[Prompt]:
Please reproduce the listing in its entirety, exactly as written, but without images.

Start of Recorded data

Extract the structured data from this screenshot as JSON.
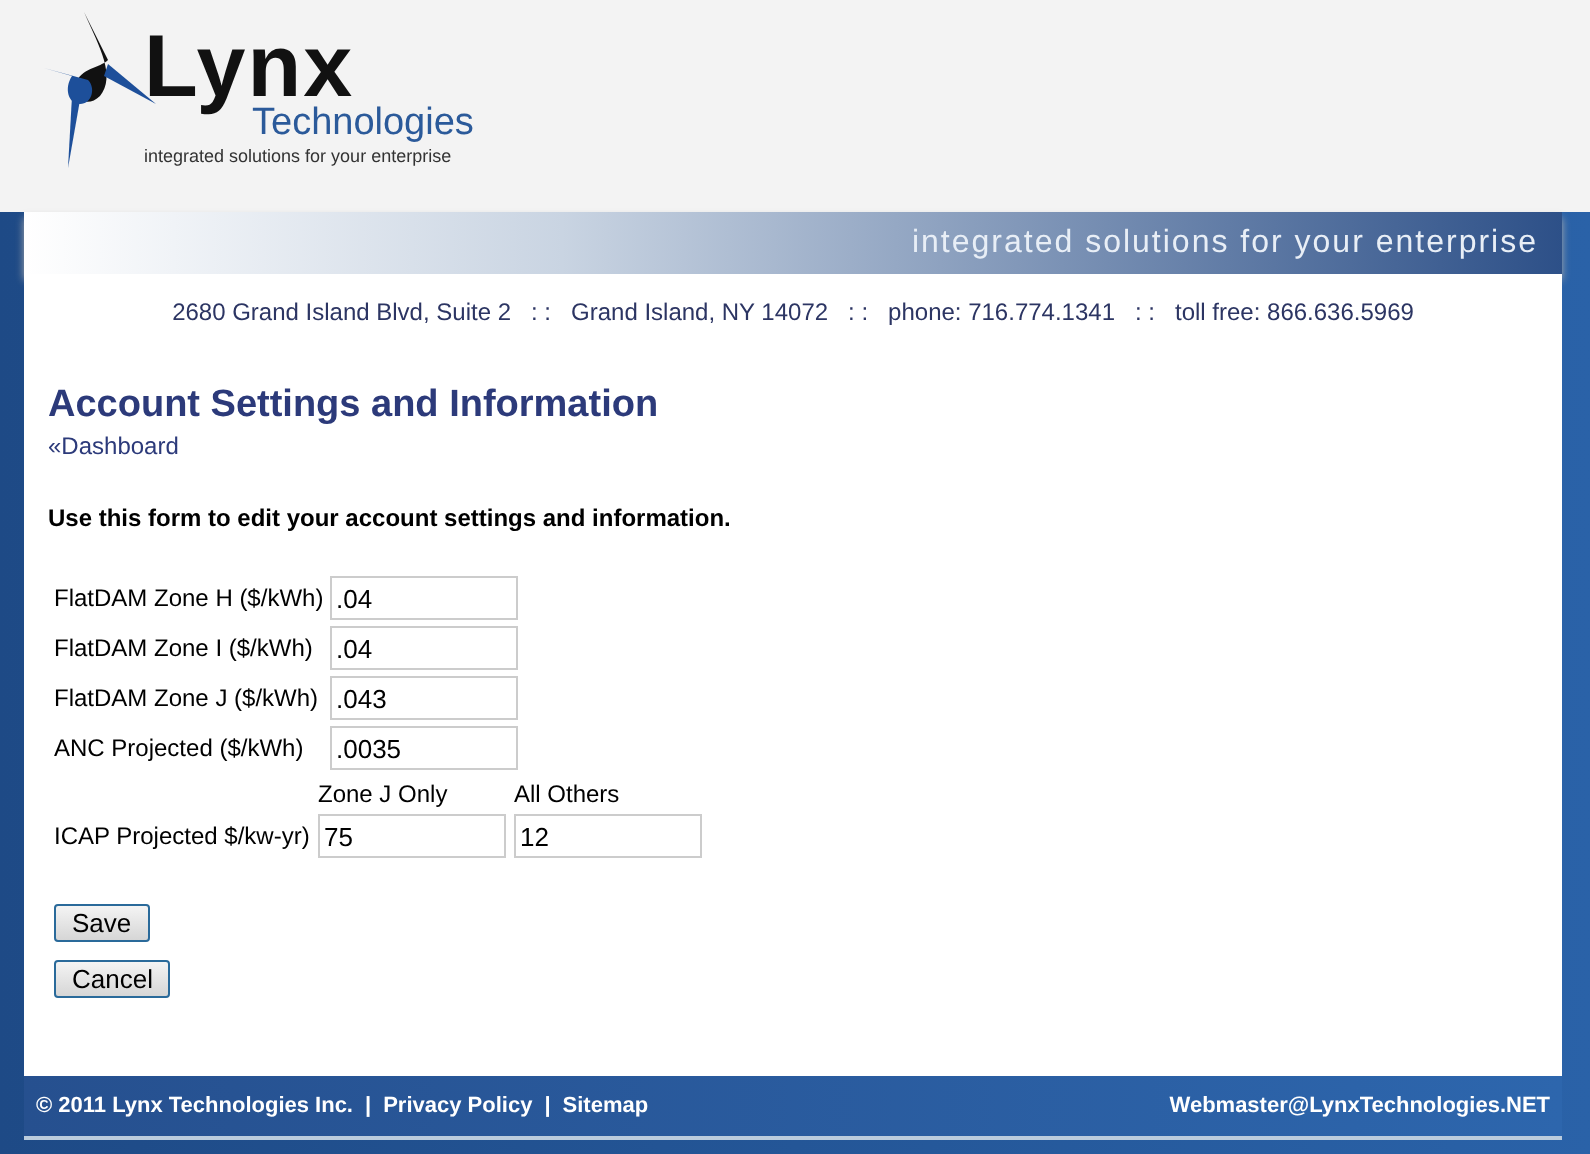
{
  "logo": {
    "name": "Lynx",
    "sub": "Technologies",
    "tagline": "integrated solutions for your enterprise"
  },
  "banner": {
    "slogan": "integrated solutions for your enterprise"
  },
  "contact": "2680 Grand Island Blvd, Suite 2   : :   Grand Island, NY 14072   : :   phone: 716.774.1341   : :   toll free: 866.636.5969",
  "page": {
    "title": "Account Settings and Information",
    "back_link": "«Dashboard",
    "intro": "Use this form to edit your account settings and information."
  },
  "fields": [
    {
      "label": "FlatDAM Zone H ($/kWh)",
      "value": ".04"
    },
    {
      "label": "FlatDAM Zone I ($/kWh)",
      "value": ".04"
    },
    {
      "label": "FlatDAM Zone J ($/kWh)",
      "value": ".043"
    },
    {
      "label": "ANC Projected ($/kWh)",
      "value": ".0035"
    }
  ],
  "icap": {
    "label": "ICAP Projected $/kw-yr)",
    "columns": [
      {
        "heading": "Zone J Only",
        "value": "75"
      },
      {
        "heading": "All Others",
        "value": "12"
      }
    ]
  },
  "buttons": [
    "Save",
    "Cancel"
  ],
  "footer": {
    "copyright": "© 2011 Lynx Technologies Inc.",
    "separators": [
      "|",
      "|"
    ],
    "links": [
      "Privacy Policy",
      "Sitemap"
    ],
    "email": "Webmaster@LynxTechnologies.NET"
  }
}
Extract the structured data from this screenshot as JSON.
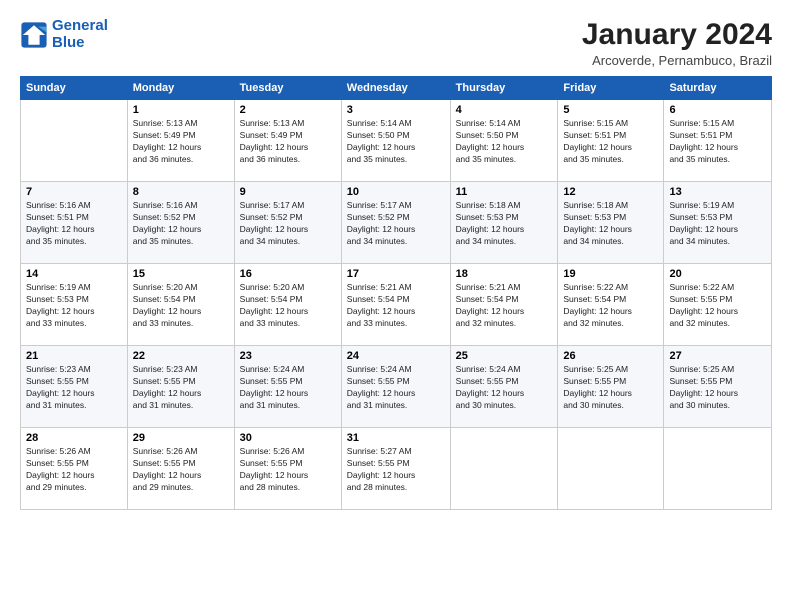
{
  "logo": {
    "line1": "General",
    "line2": "Blue"
  },
  "title": "January 2024",
  "location": "Arcoverde, Pernambuco, Brazil",
  "days_of_week": [
    "Sunday",
    "Monday",
    "Tuesday",
    "Wednesday",
    "Thursday",
    "Friday",
    "Saturday"
  ],
  "weeks": [
    [
      {
        "day": "",
        "info": ""
      },
      {
        "day": "1",
        "info": "Sunrise: 5:13 AM\nSunset: 5:49 PM\nDaylight: 12 hours\nand 36 minutes."
      },
      {
        "day": "2",
        "info": "Sunrise: 5:13 AM\nSunset: 5:49 PM\nDaylight: 12 hours\nand 36 minutes."
      },
      {
        "day": "3",
        "info": "Sunrise: 5:14 AM\nSunset: 5:50 PM\nDaylight: 12 hours\nand 35 minutes."
      },
      {
        "day": "4",
        "info": "Sunrise: 5:14 AM\nSunset: 5:50 PM\nDaylight: 12 hours\nand 35 minutes."
      },
      {
        "day": "5",
        "info": "Sunrise: 5:15 AM\nSunset: 5:51 PM\nDaylight: 12 hours\nand 35 minutes."
      },
      {
        "day": "6",
        "info": "Sunrise: 5:15 AM\nSunset: 5:51 PM\nDaylight: 12 hours\nand 35 minutes."
      }
    ],
    [
      {
        "day": "7",
        "info": "Sunrise: 5:16 AM\nSunset: 5:51 PM\nDaylight: 12 hours\nand 35 minutes."
      },
      {
        "day": "8",
        "info": "Sunrise: 5:16 AM\nSunset: 5:52 PM\nDaylight: 12 hours\nand 35 minutes."
      },
      {
        "day": "9",
        "info": "Sunrise: 5:17 AM\nSunset: 5:52 PM\nDaylight: 12 hours\nand 34 minutes."
      },
      {
        "day": "10",
        "info": "Sunrise: 5:17 AM\nSunset: 5:52 PM\nDaylight: 12 hours\nand 34 minutes."
      },
      {
        "day": "11",
        "info": "Sunrise: 5:18 AM\nSunset: 5:53 PM\nDaylight: 12 hours\nand 34 minutes."
      },
      {
        "day": "12",
        "info": "Sunrise: 5:18 AM\nSunset: 5:53 PM\nDaylight: 12 hours\nand 34 minutes."
      },
      {
        "day": "13",
        "info": "Sunrise: 5:19 AM\nSunset: 5:53 PM\nDaylight: 12 hours\nand 34 minutes."
      }
    ],
    [
      {
        "day": "14",
        "info": "Sunrise: 5:19 AM\nSunset: 5:53 PM\nDaylight: 12 hours\nand 33 minutes."
      },
      {
        "day": "15",
        "info": "Sunrise: 5:20 AM\nSunset: 5:54 PM\nDaylight: 12 hours\nand 33 minutes."
      },
      {
        "day": "16",
        "info": "Sunrise: 5:20 AM\nSunset: 5:54 PM\nDaylight: 12 hours\nand 33 minutes."
      },
      {
        "day": "17",
        "info": "Sunrise: 5:21 AM\nSunset: 5:54 PM\nDaylight: 12 hours\nand 33 minutes."
      },
      {
        "day": "18",
        "info": "Sunrise: 5:21 AM\nSunset: 5:54 PM\nDaylight: 12 hours\nand 32 minutes."
      },
      {
        "day": "19",
        "info": "Sunrise: 5:22 AM\nSunset: 5:54 PM\nDaylight: 12 hours\nand 32 minutes."
      },
      {
        "day": "20",
        "info": "Sunrise: 5:22 AM\nSunset: 5:55 PM\nDaylight: 12 hours\nand 32 minutes."
      }
    ],
    [
      {
        "day": "21",
        "info": "Sunrise: 5:23 AM\nSunset: 5:55 PM\nDaylight: 12 hours\nand 31 minutes."
      },
      {
        "day": "22",
        "info": "Sunrise: 5:23 AM\nSunset: 5:55 PM\nDaylight: 12 hours\nand 31 minutes."
      },
      {
        "day": "23",
        "info": "Sunrise: 5:24 AM\nSunset: 5:55 PM\nDaylight: 12 hours\nand 31 minutes."
      },
      {
        "day": "24",
        "info": "Sunrise: 5:24 AM\nSunset: 5:55 PM\nDaylight: 12 hours\nand 31 minutes."
      },
      {
        "day": "25",
        "info": "Sunrise: 5:24 AM\nSunset: 5:55 PM\nDaylight: 12 hours\nand 30 minutes."
      },
      {
        "day": "26",
        "info": "Sunrise: 5:25 AM\nSunset: 5:55 PM\nDaylight: 12 hours\nand 30 minutes."
      },
      {
        "day": "27",
        "info": "Sunrise: 5:25 AM\nSunset: 5:55 PM\nDaylight: 12 hours\nand 30 minutes."
      }
    ],
    [
      {
        "day": "28",
        "info": "Sunrise: 5:26 AM\nSunset: 5:55 PM\nDaylight: 12 hours\nand 29 minutes."
      },
      {
        "day": "29",
        "info": "Sunrise: 5:26 AM\nSunset: 5:55 PM\nDaylight: 12 hours\nand 29 minutes."
      },
      {
        "day": "30",
        "info": "Sunrise: 5:26 AM\nSunset: 5:55 PM\nDaylight: 12 hours\nand 28 minutes."
      },
      {
        "day": "31",
        "info": "Sunrise: 5:27 AM\nSunset: 5:55 PM\nDaylight: 12 hours\nand 28 minutes."
      },
      {
        "day": "",
        "info": ""
      },
      {
        "day": "",
        "info": ""
      },
      {
        "day": "",
        "info": ""
      }
    ]
  ]
}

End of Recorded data

[Exercise response]:
Extract the structured data from this screenshot as JSON.
{
  "logo": {
    "name": "Lynx",
    "sub": "Technologies",
    "tagline": "integrated solutions for your enterprise"
  },
  "banner": {
    "slogan": "integrated solutions for your enterprise"
  },
  "contact": "2680 Grand Island Blvd, Suite 2   : :   Grand Island, NY 14072   : :   phone: 716.774.1341   : :   toll free: 866.636.5969",
  "page": {
    "title": "Account Settings and Information",
    "back_link": "«Dashboard",
    "intro": "Use this form to edit your account settings and information."
  },
  "fields": [
    {
      "label": "FlatDAM Zone H ($/kWh)",
      "value": ".04"
    },
    {
      "label": "FlatDAM Zone I ($/kWh)",
      "value": ".04"
    },
    {
      "label": "FlatDAM Zone J ($/kWh)",
      "value": ".043"
    },
    {
      "label": "ANC Projected ($/kWh)",
      "value": ".0035"
    }
  ],
  "icap": {
    "label": "ICAP Projected $/kw-yr)",
    "columns": [
      {
        "heading": "Zone J Only",
        "value": "75"
      },
      {
        "heading": "All Others",
        "value": "12"
      }
    ]
  },
  "buttons": [
    "Save",
    "Cancel"
  ],
  "footer": {
    "copyright": "© 2011 Lynx Technologies Inc.",
    "separators": [
      "|",
      "|"
    ],
    "links": [
      "Privacy Policy",
      "Sitemap"
    ],
    "email": "Webmaster@LynxTechnologies.NET"
  }
}
Extract the structured data from this screenshot as JSON.
{
  "logo": {
    "line1": "General",
    "line2": "Blue"
  },
  "title": "January 2024",
  "location": "Arcoverde, Pernambuco, Brazil",
  "days_of_week": [
    "Sunday",
    "Monday",
    "Tuesday",
    "Wednesday",
    "Thursday",
    "Friday",
    "Saturday"
  ],
  "weeks": [
    [
      {
        "day": "",
        "info": ""
      },
      {
        "day": "1",
        "info": "Sunrise: 5:13 AM\nSunset: 5:49 PM\nDaylight: 12 hours\nand 36 minutes."
      },
      {
        "day": "2",
        "info": "Sunrise: 5:13 AM\nSunset: 5:49 PM\nDaylight: 12 hours\nand 36 minutes."
      },
      {
        "day": "3",
        "info": "Sunrise: 5:14 AM\nSunset: 5:50 PM\nDaylight: 12 hours\nand 35 minutes."
      },
      {
        "day": "4",
        "info": "Sunrise: 5:14 AM\nSunset: 5:50 PM\nDaylight: 12 hours\nand 35 minutes."
      },
      {
        "day": "5",
        "info": "Sunrise: 5:15 AM\nSunset: 5:51 PM\nDaylight: 12 hours\nand 35 minutes."
      },
      {
        "day": "6",
        "info": "Sunrise: 5:15 AM\nSunset: 5:51 PM\nDaylight: 12 hours\nand 35 minutes."
      }
    ],
    [
      {
        "day": "7",
        "info": "Sunrise: 5:16 AM\nSunset: 5:51 PM\nDaylight: 12 hours\nand 35 minutes."
      },
      {
        "day": "8",
        "info": "Sunrise: 5:16 AM\nSunset: 5:52 PM\nDaylight: 12 hours\nand 35 minutes."
      },
      {
        "day": "9",
        "info": "Sunrise: 5:17 AM\nSunset: 5:52 PM\nDaylight: 12 hours\nand 34 minutes."
      },
      {
        "day": "10",
        "info": "Sunrise: 5:17 AM\nSunset: 5:52 PM\nDaylight: 12 hours\nand 34 minutes."
      },
      {
        "day": "11",
        "info": "Sunrise: 5:18 AM\nSunset: 5:53 PM\nDaylight: 12 hours\nand 34 minutes."
      },
      {
        "day": "12",
        "info": "Sunrise: 5:18 AM\nSunset: 5:53 PM\nDaylight: 12 hours\nand 34 minutes."
      },
      {
        "day": "13",
        "info": "Sunrise: 5:19 AM\nSunset: 5:53 PM\nDaylight: 12 hours\nand 34 minutes."
      }
    ],
    [
      {
        "day": "14",
        "info": "Sunrise: 5:19 AM\nSunset: 5:53 PM\nDaylight: 12 hours\nand 33 minutes."
      },
      {
        "day": "15",
        "info": "Sunrise: 5:20 AM\nSunset: 5:54 PM\nDaylight: 12 hours\nand 33 minutes."
      },
      {
        "day": "16",
        "info": "Sunrise: 5:20 AM\nSunset: 5:54 PM\nDaylight: 12 hours\nand 33 minutes."
      },
      {
        "day": "17",
        "info": "Sunrise: 5:21 AM\nSunset: 5:54 PM\nDaylight: 12 hours\nand 33 minutes."
      },
      {
        "day": "18",
        "info": "Sunrise: 5:21 AM\nSunset: 5:54 PM\nDaylight: 12 hours\nand 32 minutes."
      },
      {
        "day": "19",
        "info": "Sunrise: 5:22 AM\nSunset: 5:54 PM\nDaylight: 12 hours\nand 32 minutes."
      },
      {
        "day": "20",
        "info": "Sunrise: 5:22 AM\nSunset: 5:55 PM\nDaylight: 12 hours\nand 32 minutes."
      }
    ],
    [
      {
        "day": "21",
        "info": "Sunrise: 5:23 AM\nSunset: 5:55 PM\nDaylight: 12 hours\nand 31 minutes."
      },
      {
        "day": "22",
        "info": "Sunrise: 5:23 AM\nSunset: 5:55 PM\nDaylight: 12 hours\nand 31 minutes."
      },
      {
        "day": "23",
        "info": "Sunrise: 5:24 AM\nSunset: 5:55 PM\nDaylight: 12 hours\nand 31 minutes."
      },
      {
        "day": "24",
        "info": "Sunrise: 5:24 AM\nSunset: 5:55 PM\nDaylight: 12 hours\nand 31 minutes."
      },
      {
        "day": "25",
        "info": "Sunrise: 5:24 AM\nSunset: 5:55 PM\nDaylight: 12 hours\nand 30 minutes."
      },
      {
        "day": "26",
        "info": "Sunrise: 5:25 AM\nSunset: 5:55 PM\nDaylight: 12 hours\nand 30 minutes."
      },
      {
        "day": "27",
        "info": "Sunrise: 5:25 AM\nSunset: 5:55 PM\nDaylight: 12 hours\nand 30 minutes."
      }
    ],
    [
      {
        "day": "28",
        "info": "Sunrise: 5:26 AM\nSunset: 5:55 PM\nDaylight: 12 hours\nand 29 minutes."
      },
      {
        "day": "29",
        "info": "Sunrise: 5:26 AM\nSunset: 5:55 PM\nDaylight: 12 hours\nand 29 minutes."
      },
      {
        "day": "30",
        "info": "Sunrise: 5:26 AM\nSunset: 5:55 PM\nDaylight: 12 hours\nand 28 minutes."
      },
      {
        "day": "31",
        "info": "Sunrise: 5:27 AM\nSunset: 5:55 PM\nDaylight: 12 hours\nand 28 minutes."
      },
      {
        "day": "",
        "info": ""
      },
      {
        "day": "",
        "info": ""
      },
      {
        "day": "",
        "info": ""
      }
    ]
  ]
}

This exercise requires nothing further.